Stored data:
○ ○ ○ ○ ○ ○ ○

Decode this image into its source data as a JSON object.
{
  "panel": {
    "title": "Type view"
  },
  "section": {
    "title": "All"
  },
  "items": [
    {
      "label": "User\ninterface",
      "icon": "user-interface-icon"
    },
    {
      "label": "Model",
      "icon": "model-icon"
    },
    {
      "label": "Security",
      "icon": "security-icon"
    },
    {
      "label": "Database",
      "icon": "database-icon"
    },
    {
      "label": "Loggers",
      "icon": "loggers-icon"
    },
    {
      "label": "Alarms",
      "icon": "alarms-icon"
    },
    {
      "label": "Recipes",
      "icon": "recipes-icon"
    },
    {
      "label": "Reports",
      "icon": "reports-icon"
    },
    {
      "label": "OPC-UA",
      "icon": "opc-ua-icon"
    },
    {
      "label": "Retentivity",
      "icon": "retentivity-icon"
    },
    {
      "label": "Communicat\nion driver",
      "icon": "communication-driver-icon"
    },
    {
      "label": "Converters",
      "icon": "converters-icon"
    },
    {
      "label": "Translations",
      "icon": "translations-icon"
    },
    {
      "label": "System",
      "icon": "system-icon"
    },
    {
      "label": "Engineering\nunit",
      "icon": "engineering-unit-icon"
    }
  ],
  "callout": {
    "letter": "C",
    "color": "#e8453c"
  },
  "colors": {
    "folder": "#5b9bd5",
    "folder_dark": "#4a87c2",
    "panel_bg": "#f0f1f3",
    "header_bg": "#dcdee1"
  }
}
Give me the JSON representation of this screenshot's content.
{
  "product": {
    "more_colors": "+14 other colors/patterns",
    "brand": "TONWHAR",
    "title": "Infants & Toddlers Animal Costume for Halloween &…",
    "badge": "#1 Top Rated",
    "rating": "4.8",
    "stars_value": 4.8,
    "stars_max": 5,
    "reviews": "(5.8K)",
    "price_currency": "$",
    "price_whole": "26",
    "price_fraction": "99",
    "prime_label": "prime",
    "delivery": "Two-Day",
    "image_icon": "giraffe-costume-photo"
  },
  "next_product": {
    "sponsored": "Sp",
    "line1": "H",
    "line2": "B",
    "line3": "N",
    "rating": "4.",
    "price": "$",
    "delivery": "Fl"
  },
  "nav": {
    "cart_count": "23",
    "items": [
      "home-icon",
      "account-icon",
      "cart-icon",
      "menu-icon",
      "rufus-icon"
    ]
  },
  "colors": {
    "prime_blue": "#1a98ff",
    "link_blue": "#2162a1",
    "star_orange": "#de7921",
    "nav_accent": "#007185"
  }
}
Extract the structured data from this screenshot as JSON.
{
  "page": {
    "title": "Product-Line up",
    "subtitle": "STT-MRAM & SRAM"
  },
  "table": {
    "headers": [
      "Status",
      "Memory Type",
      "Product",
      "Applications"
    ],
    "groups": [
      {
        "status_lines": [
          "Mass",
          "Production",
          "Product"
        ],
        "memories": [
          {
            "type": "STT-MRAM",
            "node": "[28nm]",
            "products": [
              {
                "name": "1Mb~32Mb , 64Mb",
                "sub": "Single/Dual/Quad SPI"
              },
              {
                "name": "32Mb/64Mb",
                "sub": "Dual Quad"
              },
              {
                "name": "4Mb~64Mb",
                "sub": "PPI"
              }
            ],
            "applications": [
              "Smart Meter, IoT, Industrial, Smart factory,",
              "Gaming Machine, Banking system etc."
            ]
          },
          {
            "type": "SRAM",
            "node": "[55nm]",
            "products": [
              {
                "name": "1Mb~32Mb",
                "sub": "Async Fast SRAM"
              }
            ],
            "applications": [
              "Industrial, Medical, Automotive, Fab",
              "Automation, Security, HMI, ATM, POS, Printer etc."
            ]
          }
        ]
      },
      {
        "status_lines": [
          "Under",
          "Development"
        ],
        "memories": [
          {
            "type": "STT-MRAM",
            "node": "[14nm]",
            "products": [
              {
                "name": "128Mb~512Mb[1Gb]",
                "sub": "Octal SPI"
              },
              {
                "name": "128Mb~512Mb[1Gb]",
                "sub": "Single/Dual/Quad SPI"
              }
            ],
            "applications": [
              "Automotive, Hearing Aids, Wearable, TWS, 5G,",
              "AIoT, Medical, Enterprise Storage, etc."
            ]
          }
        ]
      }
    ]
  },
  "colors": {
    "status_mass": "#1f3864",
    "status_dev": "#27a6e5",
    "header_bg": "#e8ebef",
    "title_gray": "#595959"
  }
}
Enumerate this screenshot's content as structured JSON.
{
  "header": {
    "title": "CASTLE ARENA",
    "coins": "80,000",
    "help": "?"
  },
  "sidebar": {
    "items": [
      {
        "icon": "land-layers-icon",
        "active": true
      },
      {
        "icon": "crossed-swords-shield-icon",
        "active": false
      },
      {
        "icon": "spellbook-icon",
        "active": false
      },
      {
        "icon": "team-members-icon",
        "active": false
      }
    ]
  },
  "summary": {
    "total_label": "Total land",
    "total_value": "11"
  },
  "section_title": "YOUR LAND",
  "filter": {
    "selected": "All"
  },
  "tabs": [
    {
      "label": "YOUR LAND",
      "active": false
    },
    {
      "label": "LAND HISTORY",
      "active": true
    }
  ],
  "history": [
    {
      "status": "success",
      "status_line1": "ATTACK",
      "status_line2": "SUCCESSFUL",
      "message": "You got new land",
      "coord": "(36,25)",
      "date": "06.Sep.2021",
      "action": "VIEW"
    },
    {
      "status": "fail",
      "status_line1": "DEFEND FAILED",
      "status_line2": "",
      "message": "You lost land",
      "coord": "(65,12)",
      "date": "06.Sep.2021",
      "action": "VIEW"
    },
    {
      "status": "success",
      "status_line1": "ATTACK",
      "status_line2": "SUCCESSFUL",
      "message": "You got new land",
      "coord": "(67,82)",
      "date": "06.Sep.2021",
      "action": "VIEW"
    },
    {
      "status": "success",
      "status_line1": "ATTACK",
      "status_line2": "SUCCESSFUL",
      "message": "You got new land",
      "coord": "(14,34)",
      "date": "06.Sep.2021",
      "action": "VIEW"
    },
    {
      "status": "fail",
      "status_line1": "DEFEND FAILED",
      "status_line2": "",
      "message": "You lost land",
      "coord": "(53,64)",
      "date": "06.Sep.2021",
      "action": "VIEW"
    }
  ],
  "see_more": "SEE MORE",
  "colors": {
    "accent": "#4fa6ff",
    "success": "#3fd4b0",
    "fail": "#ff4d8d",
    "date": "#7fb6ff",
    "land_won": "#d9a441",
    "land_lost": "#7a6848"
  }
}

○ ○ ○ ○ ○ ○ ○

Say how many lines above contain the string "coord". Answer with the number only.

5